Brogue trader

Brogue trader

So, you wear your shoes in a boggy field then poke holes in the top to help them dry? This way your feet will also stay cool. Oh, yeah? The brogue is back big-style says Josh Sims.

“I used to know this old guy and he’d say to me that his philosophy of shoes was that all a man needs is three pairs of brogues: one pair for the town, one pair for the country and one pair for the beach,” says the shoe designer Guy West of Jeffery-West. “You can understand why some men may take that attitude to footwear. Summer is so short in the UK it’s tempting not to invest in the kind of shoes that will hardly be worn.”

Of course, with increased travel and the breakdown of the more rigid workplace dress codes, men are more adventurous with their shoes. But contrary to fashion’s idea that it is acceptable to wear plimsolls all year round and in all weathers (contrary to sodden feet and bouts of flu), men it seems are rediscovering the attractions of the battle-ready, bench-made, Goodyear-welted shoe - both conservatism and value-consiousness being products of the recession that encourage their purchase. When a man’s gotta do what a man’s gotta do, that may include breaking his new shoes in a bit. But, more than that, one style of shoe in particular is seeing a renaissance; the brogue.

Or maybe even “the new brogue”. Trickers, which has won something of a cult following for its hefty country styles teamed with denim has, for example, launched styles in vibrant bottle green and blue leathers, with contrasting white eyelets. It has recently teamed up Japanese designers Junya Watanabe and Comme Des Garcons on a line of co-respondent brogue styles, and with shoe retailer Kurt Geiger to create a limited edition range. Similarly, Loakes is offering styles with a more aggressive, slim-line shape. And since being bought by Italian fashion giant the Prada Group, Churches has re-addressed the style not in the standard blacks and tans, but in high-gloss grey. And if such a thing as a “summer brogue” might a season ago have been considered oxymoronic, this summer the company has created it. Its Blakeney style comes in sand suede on a chunky-but-lightweight red-brick sole.

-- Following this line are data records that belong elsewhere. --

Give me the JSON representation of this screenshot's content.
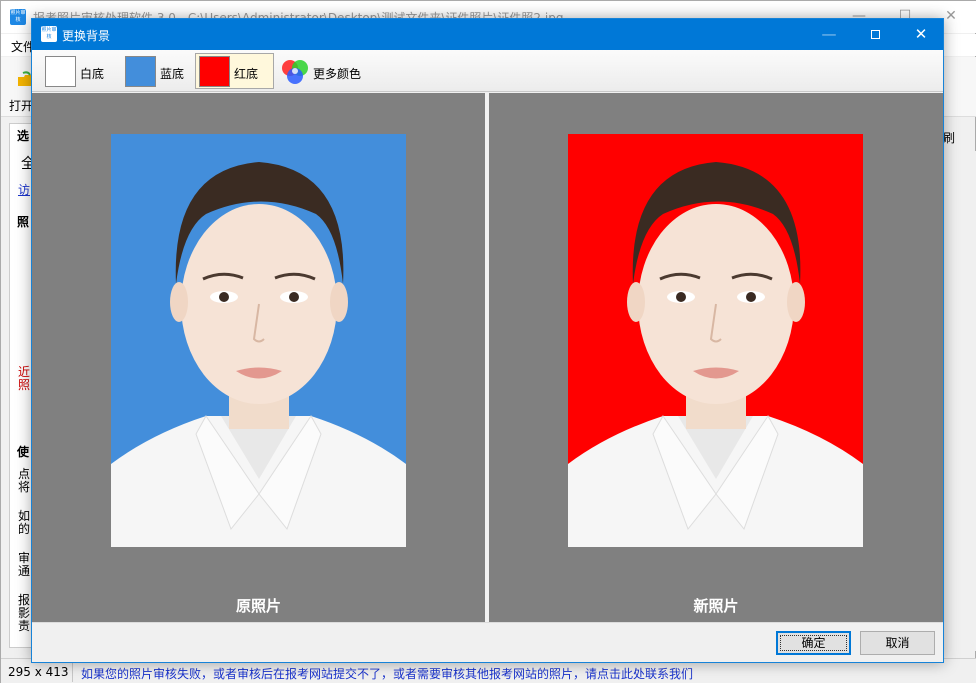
{
  "main_window": {
    "title": "报考照片审核处理软件 3.0 - C:\\Users\\Administrator\\Desktop\\测试文件夹\\证件照片\\证件照2.jpg",
    "icon_text": "照片审核",
    "menu_file": "文件",
    "open_label": "打开",
    "frag_xuan": "选",
    "frag_quan": "全",
    "frag_link": "访",
    "frag_zhao": "照",
    "frag_red1": "近",
    "frag_red2": "照",
    "frag_shi": "使",
    "frag_dian": "点",
    "frag_jiang": "将",
    "frag_ru": "如",
    "frag_de": "的",
    "frag_shen": "审",
    "frag_tong": "通",
    "frag_bao": "报",
    "frag_ying": "影",
    "frag_ze": "责",
    "right_label": "刷",
    "status_size": "295 x 413",
    "status_link": "如果您的照片审核失败，或者审核后在报考网站提交不了，或者需要审核其他报考网站的照片，请点击此处联系我们"
  },
  "dialog": {
    "title": "更换背景",
    "icon_text": "照片审核",
    "options": [
      {
        "label": "白底",
        "color": "#ffffff"
      },
      {
        "label": "蓝底",
        "color": "#438edb"
      },
      {
        "label": "红底",
        "color": "#ff0000"
      }
    ],
    "more_colors_label": "更多颜色",
    "selected_option": "红底",
    "original_label": "原照片",
    "new_label": "新照片",
    "original_bg": "#438edb",
    "new_bg": "#ff0000",
    "ok_label": "确定",
    "cancel_label": "取消"
  }
}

Indeed, if today’s brogue was made in a way to echo the style’s origins, it might genuinely be an ideal shoe for warmer months. After all, the distinctive pattern of pits and serrated or “gimped” edging on what is otherwise either a simple, closed-lacing Oxford or open-lacing Derby style - also known as “Bluchers”, after Gebhard Leberecht von Blucher, the late 18th century Prussian fieldmarshall who popularised the pattern by ordering it for his troops - is a reminder of when the holes were punched right through the leather. Doing so in order to allow the insides to better dry out after they have undergone a good soaking (or to let the feet cool on a hot day) may be a blunt solution, but it gave rise to one of the most distinctive styles of shoe in the men’s wardrobe.

It was Irish and Scottish agricultural workers, farming bogs and marshland, who first took an awl to their somewhat makeshift, heel-less shoes - “brogue” or “brog” meaning “shoe” in Gaelic - albeit doing so in a decorative style that was typical of the more flamboyant men’s dress of the Elizabethan age. Even as the style became more recognisably like the brogue of today, tackling the elements remained a key issue, especially since early versions were made of leather shavings glued together - the resulting shoes were typically rubbed with candle wax to make them more water-repellent.

It took some three centuries for the decoration to remain but the function to be lost and the modern notion of brogues to be established - albeit that their country roots remained, the sturdy style typically being worn by gamekeepers before being adopted by lairds and later gentlemen by the turn of the 20th century.

At least some of the time. It was one of the strict rules of men’s dress etiquette that, in fact, brogues were only ever worn in the country, typically for country sports. It was the same association with the outdoors that led a studded variation of the brogue to be taken up as a golf shoe - although this came about by the smashing of yet another of the rules of dress by the Prince of Wales and future Edward VIII, a man whose royal influence during the 1920s in particular encouraged his radicalism to be adopted as the mainstream right across Europe. So mainstream, in fact, that the brogue came to practically define the image of the “proper” man’s shoe and the choice of the city gent.

Indeed, although the brogue was first seen in black only in the 1920s - tradition dictating until this time that they should be brown in keeping with the country environment - this was just the first deviation on the path to the coloured and lightweight varieties now available. Two-tone versions, for example, helped to define the look of the jazz age. Jump forward 90 years, and shoe designer Rae Jones is winning a reputation with her take on the style for women, in summery shades of pale grey, soft pink and dusty blue.

“Brogues somehow look tailored and neat but still have a casual air about them, which makes them versatile,” says Jones. “You can wear them with almost anything. You have to have a thinner sole and last shape for a women’s version to avoid looking too mannish. Flat lace-ups have been around for women since the 40s, of course, but brogues are a ‘new’ idea. Update them just slightly and they look remarkably modern. Keep them traditional and they’re simply classics.”